"Walt Whitman was the original beard-rocker, sensitive and somewhat effeminate," says Akron/Family multi-instrumentalist Miles Seaton. "Beard rock, therefore, is sensitive and vaguely homosexual because of him."
For those out there not familiar with "beard rock," it's that current sort-of genre that lumps all the folk-fringe acts like Devandre Banhardt, Iron & Wine, Akron/Family, Will Oldham, and that bearded lady that plays the ukulele down in Gibbstown, FLA together simply by the fact that they've all got big beards. It's not a category that's been adopted by record store clerks yet, but trust me, when a few more mattresses-worth of facial hair make their appearance on the tour circuit, they'll have to get out the ol' label-maker and make it official.
The bearding of alternative America--you can't but help noticing it in the audiences that go see these bands perform as well. "I definitely have noticed quite a few handsome bearded men in our audiences lately," agrees Seaton, adding, "I don't have a beard anymore. I have a moustache. But I think there's this post-feminist masculinity that's reflected in the beard. So maybe that's what's happening, that there's just been an increase in sensitive guys, and they wear beards. The only reason we grew our own beards was because we really just forgot to shave; which happens when you work too much, and you don't sleep enough."
Over the past two years, since their first album came out on Michael Gira's Young God Records, Akron/Family has toured practically non-stop, playing literally hundreds and hundreds of shows. Much of their new material is conceived on the road between gigs, rehearsed on stage and in hotel rooms, and finally recorded during their off-times at home. "Being in a tour van with your band is a lot more intense than being in Aleister Crowley's castle," says Seaton of the experience. "I wouldn't say it's like being in a cult, exactly, but it can be pretty myopic at times. Like, when we go on tour, for instance, we meet all these college people who know all this music that we've never heard of, and they know all these bands that are new, and they have a whole scene that we supposedly fit into for them. I look at everybody at our shows, and they're all these hipster-looking people, and we're just these frumpy older dudes that drive around listening to New Age synth music and old Led Zeppelin. I feel like we don't really relate to the world in the same way that most of the people around us do, because we are touring all the time, and it's just so easy to just forget that the outside world exists."
Perhaps it's the isolation from the outside world that makes Akron/Family the sort of band they are. The collective of Seth Olinsky, Dana Janssen, Ryan Vanderhoof, and Seaton create a mix of acoustic and electronic music that sounds futuristic and atavistic at the same time, like something that you might hear sung at sunset by H.G. Wells' Eloi, bright and innocent yet full of misdirected dread at the same time. The mix of acoustic, archaic stringed instruments, including mandolins and banjos, with things that pop and sizzle and buzz is both beautiful and chilling.

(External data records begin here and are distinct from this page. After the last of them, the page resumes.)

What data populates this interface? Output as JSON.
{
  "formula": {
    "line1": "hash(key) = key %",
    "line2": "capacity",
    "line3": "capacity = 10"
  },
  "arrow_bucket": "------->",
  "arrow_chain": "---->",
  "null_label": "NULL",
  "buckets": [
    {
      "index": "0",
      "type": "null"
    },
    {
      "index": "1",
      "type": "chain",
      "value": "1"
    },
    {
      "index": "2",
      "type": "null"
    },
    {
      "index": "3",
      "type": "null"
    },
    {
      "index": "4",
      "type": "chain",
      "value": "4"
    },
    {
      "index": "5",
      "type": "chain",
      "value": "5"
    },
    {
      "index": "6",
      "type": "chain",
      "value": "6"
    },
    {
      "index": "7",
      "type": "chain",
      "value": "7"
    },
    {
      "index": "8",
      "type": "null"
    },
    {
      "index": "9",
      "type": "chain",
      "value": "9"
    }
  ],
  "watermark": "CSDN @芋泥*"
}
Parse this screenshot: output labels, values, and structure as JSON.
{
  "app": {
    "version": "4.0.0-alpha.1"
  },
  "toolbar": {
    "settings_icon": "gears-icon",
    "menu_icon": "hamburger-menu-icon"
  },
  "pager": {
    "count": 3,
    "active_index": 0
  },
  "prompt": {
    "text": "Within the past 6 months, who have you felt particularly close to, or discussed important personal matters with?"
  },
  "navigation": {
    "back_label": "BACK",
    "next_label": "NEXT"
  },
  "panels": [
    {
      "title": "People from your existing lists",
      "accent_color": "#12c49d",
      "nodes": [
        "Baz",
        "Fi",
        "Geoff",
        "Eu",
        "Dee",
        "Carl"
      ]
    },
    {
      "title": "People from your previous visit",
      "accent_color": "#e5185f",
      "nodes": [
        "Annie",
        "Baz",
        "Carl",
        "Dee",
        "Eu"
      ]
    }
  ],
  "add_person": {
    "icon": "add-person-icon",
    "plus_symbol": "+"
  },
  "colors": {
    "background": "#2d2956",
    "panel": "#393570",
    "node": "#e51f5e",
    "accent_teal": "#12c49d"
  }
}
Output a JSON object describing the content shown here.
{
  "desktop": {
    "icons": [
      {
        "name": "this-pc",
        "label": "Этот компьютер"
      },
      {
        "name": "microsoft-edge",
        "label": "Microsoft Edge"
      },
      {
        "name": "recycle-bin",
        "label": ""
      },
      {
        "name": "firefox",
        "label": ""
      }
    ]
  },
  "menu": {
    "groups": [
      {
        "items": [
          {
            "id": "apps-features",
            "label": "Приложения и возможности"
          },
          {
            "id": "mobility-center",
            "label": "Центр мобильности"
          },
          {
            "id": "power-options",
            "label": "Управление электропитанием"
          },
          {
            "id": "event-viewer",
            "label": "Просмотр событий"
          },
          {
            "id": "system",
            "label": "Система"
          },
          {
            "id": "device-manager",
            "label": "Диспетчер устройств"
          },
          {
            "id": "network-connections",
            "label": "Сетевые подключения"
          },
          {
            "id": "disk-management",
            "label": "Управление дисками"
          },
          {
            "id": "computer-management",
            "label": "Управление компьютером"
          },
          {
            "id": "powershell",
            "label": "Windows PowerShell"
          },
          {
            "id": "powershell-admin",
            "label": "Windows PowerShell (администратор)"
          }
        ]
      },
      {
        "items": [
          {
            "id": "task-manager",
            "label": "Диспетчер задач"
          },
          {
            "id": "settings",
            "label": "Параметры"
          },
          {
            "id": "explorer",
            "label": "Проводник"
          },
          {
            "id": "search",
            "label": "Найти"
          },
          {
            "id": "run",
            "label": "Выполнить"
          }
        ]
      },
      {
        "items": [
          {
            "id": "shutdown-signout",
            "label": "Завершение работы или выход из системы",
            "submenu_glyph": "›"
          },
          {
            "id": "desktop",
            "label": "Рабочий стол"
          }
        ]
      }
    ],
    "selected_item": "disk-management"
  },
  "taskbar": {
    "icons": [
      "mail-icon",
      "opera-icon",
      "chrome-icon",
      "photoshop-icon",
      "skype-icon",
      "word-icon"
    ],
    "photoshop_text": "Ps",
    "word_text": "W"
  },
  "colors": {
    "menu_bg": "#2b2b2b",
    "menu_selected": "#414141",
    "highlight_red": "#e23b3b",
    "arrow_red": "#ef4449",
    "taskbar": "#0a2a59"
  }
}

In their newest release, Meek Warrior, Akron/Family breaks into new territory for the band. Where their debut and following split LP with Michael Gira bordered on aggressively wild and cacophonic, Meek Warrior is full of sweet, nonsensical campfire chants, lightly accompanied guitar and bongo drums, broken by the occasional pure rock-out with really catchy-sounding guitar riffs. While these songs couldn't belong to anyone but the Akron/Family, they don't sound like any of the material they've recorded before. It's not hard to see how these songs will translate to a live set -- and really, listening to the record almost feels like a teaser of what sort of wild rumpus is in store for those lucky enough to get to see them perform live. Directly after this tour, they will be heading back into the studio with Gira to start the process of sifting through all the new material the band's written over the past six months and making it work as a single album.
"I think the biggest influence Michael Gira has had on us as our producer has been that he's really encouraged us to sing in our songs," says Seaton. "I think that was really amazing, because all of us were afraid to sing a little bit, as a group, because it's really hard to sing with four people. He kind of represents the voice of restriction in our band, too, being the watchdog for time, using coercion and manipulation to get good things out of us, just like a good producer would." He laughs. "Michael Gira, to us, is kind of like the Dad with the kids in the backseat running wild, having to say, 'Shut up! Shut up! I'll pull this car over! Shut up!' That's kind of what our relationship with him is like. We're all, 'Oh! I've got an idea! I've got an idea!' and he's like, 'You can only do one thing at once! Calm down, children!'"